This article was first published in the February/March 2019 China edition of Accounting and Business magazine.

Every year since 2006, the World Economic Forum has published the annual Global Gender Gap Report. The 2018 findings were, like the previous editions, disappointing. ‘In the workplace, women still encounter significant obstacles in taking on managerial or senior official roles,’ write the researchers, who noted that only 34% of managers globally are women.

This will not surprise many women in Asia, including finance professionals. While the gender gap is not generally noticeable at the entry levels in the workplace, it becomes gaping as professionals attempt to climb the corporate ladder. In a report published last April, the management consultant McKinsey noted that ‘there is only one woman in leadership positions for every four men’ in Asia Pacific; while the Philippines comes closest globally to gender parity, ‘even there, only 15% of board members are women’.

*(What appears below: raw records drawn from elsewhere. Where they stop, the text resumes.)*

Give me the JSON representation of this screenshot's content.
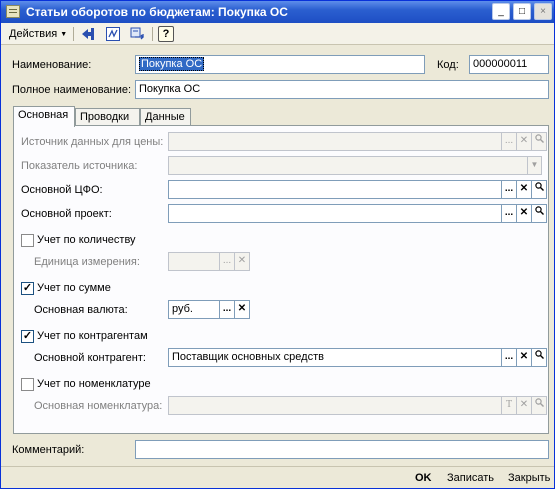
{
  "window": {
    "title": "Статьи оборотов по бюджетам: Покупка ОС",
    "minimize_glyph": "_",
    "maximize_glyph": "□",
    "close_glyph": "×"
  },
  "toolbar": {
    "actions_label": "Действия",
    "actions_arrow": "▼",
    "help_label": "?"
  },
  "header": {
    "name_label": "Наименование:",
    "name_value": "Покупка ОС",
    "code_label": "Код:",
    "code_value": "000000011",
    "fullname_label": "Полное наименование:",
    "fullname_value": "Покупка ОС"
  },
  "tabs": [
    {
      "label": "Основная",
      "active": true
    },
    {
      "label": "Проводки",
      "active": false
    },
    {
      "label": "Данные",
      "active": false
    }
  ],
  "main": {
    "price_source_label": "Источник данных для цены:",
    "price_source_value": "",
    "source_indicator_label": "Показатель источника:",
    "source_indicator_value": "",
    "cfo_label": "Основной ЦФО:",
    "cfo_value": "",
    "project_label": "Основной проект:",
    "project_value": "",
    "by_quantity_label": "Учет по количеству",
    "by_quantity_checked": false,
    "unit_label": "Единица измерения:",
    "unit_value": "",
    "by_sum_label": "Учет по сумме",
    "by_sum_checked": true,
    "currency_label": "Основная валюта:",
    "currency_value": "руб.",
    "by_contractors_label": "Учет по контрагентам",
    "by_contractors_checked": true,
    "contractor_label": "Основной контрагент:",
    "contractor_value": "Поставщик основных средств",
    "by_nomenclature_label": "Учет по номенклатуре",
    "by_nomenclature_checked": false,
    "nomenclature_label": "Основная номенклатура:",
    "nomenclature_value": ""
  },
  "footer": {
    "comment_label": "Комментарий:",
    "comment_value": "",
    "ok_label": "OK",
    "save_label": "Записать",
    "close_label": "Закрыть"
  },
  "glyphs": {
    "ellipsis": "...",
    "clear": "✕",
    "search": "🔍",
    "dropdown": "▼",
    "type": "T",
    "check": "✓"
  }
}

Why? In a survey, McKinsey found that 45% of international executives cite the ‘anytime, anywhere’ performance model as the key barrier to women moving into senior roles. The second barrier was the ‘double burden’ of working in the office and at home (32%). The third was the absence of female role models, followed by lack of pro-family public policies and support (30%).

I have met female finance professionals who cite these very reasons when discussing how difficult it is for them to become CFOs, CEOs, board members or accounting partners. Yet, for all the hindrances, some do rise to the top.

One way is to choose a company that has already appointed a woman CFO or CEO and has women directors on the board. These organisations tend to be multinationals, including the Big Four accountancy firms, in part because, I suspect, of the negative optics of not having half the world’s population represented in their leadership. They also recognise that throttling the talent pipeline at the senior end in terms of gender can damage the loyalty of women professionals in talent-short markets like Singapore and Hong Kong.

Where the company operates also matters. In the World Economic Forum’s gender gap report, the Philippines and Laos are rated as markets where ‘women and men are already equally likely to attain managerial positions’, along with Bahamas, Colombia and Jamaica. The same cannot be said of China, Indonesia, Japan, Korea, Japan, Singapore and Thailand.

I agree with those who say that the double burden of work and family placed on women is not always compatible with expectations that company leaders must be geographically mobile and always available. But progress can be made through supportive company and government initiatives such as mentoring and childcare facilities, adoption of multitasking technologies, automation and artificial intelligence, and women being more proactive in putting forward their abilities, accomplishments and ambitions.

Cesar Bacani is a freelance journalist.